A short story, by me:
Today, after many, many days of not-writing, I made myself sit down and work on my WIP. But like the last few times I’d done this, I had absolutely nothing to say.
Nothing to add. No idea where to take this story.
I tried to write. Typed a few sentences, erased them, sighed deeply, figuratively banged my head against the wall, and then gave up. It was like trying to start a car that’s out of gas.
So I gave up and pulled out my sketchbook.
Then I was struck with the impulse to try something new. What if I drew this scene instead? So, pretending that I was writing a graphic novel instead of a novel-novel, I sketched out the people, the place, the facial expressions. My drawings were horrible, incomplete. But you know what?
My brain suddenly went what if —- ?
A new idea emerged. A tiny alteration to a scene I’d been in stuck on for a week. That led to something else; a new idea about how my characters relate to each other. Soon I had a whole ‘nother scene spinning in my head, waiting to escape onto paper.
Very tentatively, I pulled out my laptop again and opened my WIP. I lay my fingers softly on the keyboard.
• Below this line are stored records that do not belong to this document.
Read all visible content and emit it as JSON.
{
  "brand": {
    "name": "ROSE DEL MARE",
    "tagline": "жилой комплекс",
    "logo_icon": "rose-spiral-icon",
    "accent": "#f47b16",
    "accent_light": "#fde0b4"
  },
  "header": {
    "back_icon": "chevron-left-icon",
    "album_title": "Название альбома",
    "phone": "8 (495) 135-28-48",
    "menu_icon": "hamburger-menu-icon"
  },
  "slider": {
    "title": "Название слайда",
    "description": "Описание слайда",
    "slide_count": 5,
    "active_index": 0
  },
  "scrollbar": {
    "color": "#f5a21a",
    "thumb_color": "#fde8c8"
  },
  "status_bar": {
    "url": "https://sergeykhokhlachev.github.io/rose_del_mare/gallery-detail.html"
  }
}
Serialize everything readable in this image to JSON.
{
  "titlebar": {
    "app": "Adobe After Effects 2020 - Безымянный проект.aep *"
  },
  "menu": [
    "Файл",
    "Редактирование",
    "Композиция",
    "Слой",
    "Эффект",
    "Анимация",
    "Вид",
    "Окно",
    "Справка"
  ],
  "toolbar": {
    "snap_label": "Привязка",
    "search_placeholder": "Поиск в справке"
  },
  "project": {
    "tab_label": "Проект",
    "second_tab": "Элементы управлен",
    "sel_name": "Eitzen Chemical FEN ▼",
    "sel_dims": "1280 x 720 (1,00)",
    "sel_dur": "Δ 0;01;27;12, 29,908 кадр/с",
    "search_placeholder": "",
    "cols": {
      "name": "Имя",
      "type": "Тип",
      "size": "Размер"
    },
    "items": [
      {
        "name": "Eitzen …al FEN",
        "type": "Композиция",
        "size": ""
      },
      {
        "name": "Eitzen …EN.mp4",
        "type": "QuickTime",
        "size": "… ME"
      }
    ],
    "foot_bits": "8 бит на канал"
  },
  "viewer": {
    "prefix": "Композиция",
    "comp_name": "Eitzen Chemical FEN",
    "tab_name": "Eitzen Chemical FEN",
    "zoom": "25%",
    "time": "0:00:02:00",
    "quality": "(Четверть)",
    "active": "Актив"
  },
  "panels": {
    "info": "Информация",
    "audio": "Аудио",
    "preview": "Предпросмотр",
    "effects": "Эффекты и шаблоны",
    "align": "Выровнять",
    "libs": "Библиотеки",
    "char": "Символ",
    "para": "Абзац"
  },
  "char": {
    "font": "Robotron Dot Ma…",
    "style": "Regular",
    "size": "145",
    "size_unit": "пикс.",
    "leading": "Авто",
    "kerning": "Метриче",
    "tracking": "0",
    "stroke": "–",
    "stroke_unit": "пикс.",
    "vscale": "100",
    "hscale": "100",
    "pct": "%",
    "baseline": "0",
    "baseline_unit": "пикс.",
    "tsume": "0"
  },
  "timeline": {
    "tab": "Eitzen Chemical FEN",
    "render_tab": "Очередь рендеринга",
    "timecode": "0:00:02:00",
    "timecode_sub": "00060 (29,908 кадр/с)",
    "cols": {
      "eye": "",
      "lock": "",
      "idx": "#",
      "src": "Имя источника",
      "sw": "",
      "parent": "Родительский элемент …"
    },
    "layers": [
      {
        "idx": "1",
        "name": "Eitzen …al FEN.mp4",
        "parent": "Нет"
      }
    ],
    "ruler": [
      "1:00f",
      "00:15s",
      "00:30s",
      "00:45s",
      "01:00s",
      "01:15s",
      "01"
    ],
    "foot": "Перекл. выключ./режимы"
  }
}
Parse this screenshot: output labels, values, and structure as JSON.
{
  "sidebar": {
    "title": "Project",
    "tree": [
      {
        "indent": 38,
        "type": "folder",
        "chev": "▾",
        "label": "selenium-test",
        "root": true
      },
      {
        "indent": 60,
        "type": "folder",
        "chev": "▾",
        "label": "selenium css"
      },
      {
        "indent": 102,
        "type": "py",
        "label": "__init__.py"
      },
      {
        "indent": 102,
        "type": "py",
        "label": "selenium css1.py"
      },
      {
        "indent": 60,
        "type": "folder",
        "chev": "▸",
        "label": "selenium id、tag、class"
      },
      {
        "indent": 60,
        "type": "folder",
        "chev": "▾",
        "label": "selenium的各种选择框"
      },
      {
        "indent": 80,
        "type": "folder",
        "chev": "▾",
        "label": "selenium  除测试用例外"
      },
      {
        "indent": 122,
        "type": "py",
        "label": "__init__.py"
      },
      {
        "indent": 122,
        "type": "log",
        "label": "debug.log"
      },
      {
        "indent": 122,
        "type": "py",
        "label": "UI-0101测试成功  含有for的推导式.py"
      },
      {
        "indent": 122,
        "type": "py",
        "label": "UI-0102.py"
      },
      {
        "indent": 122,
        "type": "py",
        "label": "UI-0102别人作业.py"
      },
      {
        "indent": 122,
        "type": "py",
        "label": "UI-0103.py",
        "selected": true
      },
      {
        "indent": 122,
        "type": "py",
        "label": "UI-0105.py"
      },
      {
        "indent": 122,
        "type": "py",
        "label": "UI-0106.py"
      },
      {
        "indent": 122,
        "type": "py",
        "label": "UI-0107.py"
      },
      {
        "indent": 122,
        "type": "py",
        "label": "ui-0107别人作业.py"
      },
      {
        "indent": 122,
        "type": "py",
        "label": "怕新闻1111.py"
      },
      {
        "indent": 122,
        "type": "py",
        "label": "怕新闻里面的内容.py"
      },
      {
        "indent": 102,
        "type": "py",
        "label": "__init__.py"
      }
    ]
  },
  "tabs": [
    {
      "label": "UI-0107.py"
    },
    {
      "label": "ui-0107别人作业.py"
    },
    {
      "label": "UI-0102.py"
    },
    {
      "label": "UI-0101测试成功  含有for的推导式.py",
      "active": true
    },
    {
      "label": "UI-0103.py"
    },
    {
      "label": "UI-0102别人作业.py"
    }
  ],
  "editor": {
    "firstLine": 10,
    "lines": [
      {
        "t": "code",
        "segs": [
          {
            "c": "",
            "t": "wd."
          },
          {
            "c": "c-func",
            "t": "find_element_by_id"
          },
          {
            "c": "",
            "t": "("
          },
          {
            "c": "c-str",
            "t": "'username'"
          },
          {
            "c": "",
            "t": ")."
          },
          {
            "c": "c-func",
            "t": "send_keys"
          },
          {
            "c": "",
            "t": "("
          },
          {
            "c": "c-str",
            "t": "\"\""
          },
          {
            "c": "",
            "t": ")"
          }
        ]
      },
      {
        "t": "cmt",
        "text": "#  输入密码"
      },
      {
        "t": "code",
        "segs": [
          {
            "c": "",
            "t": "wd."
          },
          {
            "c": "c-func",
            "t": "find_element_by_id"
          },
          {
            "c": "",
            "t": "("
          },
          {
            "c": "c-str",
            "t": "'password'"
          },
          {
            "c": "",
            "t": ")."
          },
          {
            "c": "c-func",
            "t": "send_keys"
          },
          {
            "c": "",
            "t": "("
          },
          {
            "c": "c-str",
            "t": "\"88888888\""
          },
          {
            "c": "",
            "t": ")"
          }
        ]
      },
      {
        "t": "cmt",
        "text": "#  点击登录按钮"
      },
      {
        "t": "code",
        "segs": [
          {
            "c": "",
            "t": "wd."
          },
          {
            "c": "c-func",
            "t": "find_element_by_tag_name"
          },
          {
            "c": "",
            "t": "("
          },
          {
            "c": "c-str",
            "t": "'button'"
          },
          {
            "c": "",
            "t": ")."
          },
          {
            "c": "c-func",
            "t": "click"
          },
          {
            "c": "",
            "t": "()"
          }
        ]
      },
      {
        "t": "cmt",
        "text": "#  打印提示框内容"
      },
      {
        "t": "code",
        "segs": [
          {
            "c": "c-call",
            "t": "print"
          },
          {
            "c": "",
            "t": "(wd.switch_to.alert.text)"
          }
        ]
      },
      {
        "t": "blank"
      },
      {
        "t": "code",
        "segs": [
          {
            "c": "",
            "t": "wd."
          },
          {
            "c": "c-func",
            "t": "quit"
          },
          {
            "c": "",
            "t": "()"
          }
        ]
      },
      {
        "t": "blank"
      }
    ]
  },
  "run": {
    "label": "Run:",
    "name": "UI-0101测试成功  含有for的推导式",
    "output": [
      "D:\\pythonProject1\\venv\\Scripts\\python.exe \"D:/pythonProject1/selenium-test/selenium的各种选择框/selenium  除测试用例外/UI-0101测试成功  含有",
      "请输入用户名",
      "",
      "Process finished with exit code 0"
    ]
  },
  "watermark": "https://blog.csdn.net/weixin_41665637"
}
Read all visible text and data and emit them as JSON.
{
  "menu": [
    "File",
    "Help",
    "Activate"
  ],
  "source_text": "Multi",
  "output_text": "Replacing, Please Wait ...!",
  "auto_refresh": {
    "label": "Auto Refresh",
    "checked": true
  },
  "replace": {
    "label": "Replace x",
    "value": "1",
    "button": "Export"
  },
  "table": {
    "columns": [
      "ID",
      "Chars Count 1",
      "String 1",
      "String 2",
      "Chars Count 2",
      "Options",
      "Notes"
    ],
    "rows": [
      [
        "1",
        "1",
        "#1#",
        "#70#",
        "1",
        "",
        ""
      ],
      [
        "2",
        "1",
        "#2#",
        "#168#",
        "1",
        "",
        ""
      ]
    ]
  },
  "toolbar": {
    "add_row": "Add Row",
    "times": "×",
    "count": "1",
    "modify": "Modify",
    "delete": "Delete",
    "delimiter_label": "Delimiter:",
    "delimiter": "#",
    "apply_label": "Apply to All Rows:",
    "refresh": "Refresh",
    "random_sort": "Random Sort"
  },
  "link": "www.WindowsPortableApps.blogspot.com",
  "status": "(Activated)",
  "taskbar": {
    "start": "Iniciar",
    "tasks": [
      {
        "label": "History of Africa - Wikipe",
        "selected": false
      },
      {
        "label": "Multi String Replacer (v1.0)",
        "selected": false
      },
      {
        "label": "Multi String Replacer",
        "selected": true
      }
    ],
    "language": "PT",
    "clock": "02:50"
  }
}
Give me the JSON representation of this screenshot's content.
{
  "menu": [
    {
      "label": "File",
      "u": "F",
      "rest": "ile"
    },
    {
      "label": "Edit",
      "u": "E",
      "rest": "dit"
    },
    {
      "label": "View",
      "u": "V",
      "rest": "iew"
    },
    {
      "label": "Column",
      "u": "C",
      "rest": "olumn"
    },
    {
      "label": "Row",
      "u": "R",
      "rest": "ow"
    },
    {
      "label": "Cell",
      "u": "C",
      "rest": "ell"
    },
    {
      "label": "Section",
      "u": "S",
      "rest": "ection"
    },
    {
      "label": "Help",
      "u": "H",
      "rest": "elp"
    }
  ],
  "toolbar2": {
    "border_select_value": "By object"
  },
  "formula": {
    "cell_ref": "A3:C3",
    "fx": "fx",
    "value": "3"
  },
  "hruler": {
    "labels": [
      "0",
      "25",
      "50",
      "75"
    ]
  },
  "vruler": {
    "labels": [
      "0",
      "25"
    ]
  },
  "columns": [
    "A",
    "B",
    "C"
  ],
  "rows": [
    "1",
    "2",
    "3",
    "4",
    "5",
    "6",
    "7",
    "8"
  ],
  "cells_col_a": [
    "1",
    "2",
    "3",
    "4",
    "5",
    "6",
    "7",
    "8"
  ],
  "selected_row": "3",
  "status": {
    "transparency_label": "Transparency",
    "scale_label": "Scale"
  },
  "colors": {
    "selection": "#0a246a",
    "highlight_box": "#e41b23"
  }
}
I hit a few keys, holding my breath.
I typed one sentence, then another, picking up speed, and then the computer screen faded before my eyes and I found myself in a brand-new bookstore, staring into the faces of my characters, hearing them talk to each other and laugh and –
And 700 words later I’d written two scenes that I was really proud of.
Writer’s Block comes in many shapes and sizes.
Sometimes it’s lack of motivation because you just don’t feel like writing.
Sometimes you want to write but just can’t because you’re stuck; your story literally will not go right no matter how hard you try.
Sometimes it’s a mix, one leads to the other which leads back to the first, a vicious cycle.
So here are four things to remember when you’re facing writer’s block:
- It’s okay to take a break. Writer’s block happens to (pretty much) all writers, and it’s a natural part of the process. Sometimes you need to take a break for half an hour and walk the dog; sometimes you need to take a break for two months and read a bunch of books and chill. Here’s a great blog post that talks about this.
- Don’t give up; don’t let your “break” become a goodbye. Sometimes you’ll sit down at your WIP and get nothing. But the act of sitting down to try to write is good enough. If you keep coming back, your subconscious will keep thinking about this story. Be persistent, because determination and discipline are huge parts of beating writer’s block.
- I’ve found the best way to break free of writer’s block is to change things up. Sometimes it’s writing in a different place, or at a different time, or on paper instead of on the computer. Sometimes it’s writing something else for a while. Sometimes it’s drawing a scene out instead of writing it. Sometimes it’s just doing something new in your normal life that hits you with a moment of inspiration and suddenly you’re back to writing again.
- It will pass. I was a bit concerned when I didn’t write much of anything for week after week after week. But if your facing writer’s block, give yourself room to breathe. Then once you’ve taken a breath, come back and try to write again. It won’t last forever; it will get better. I promise.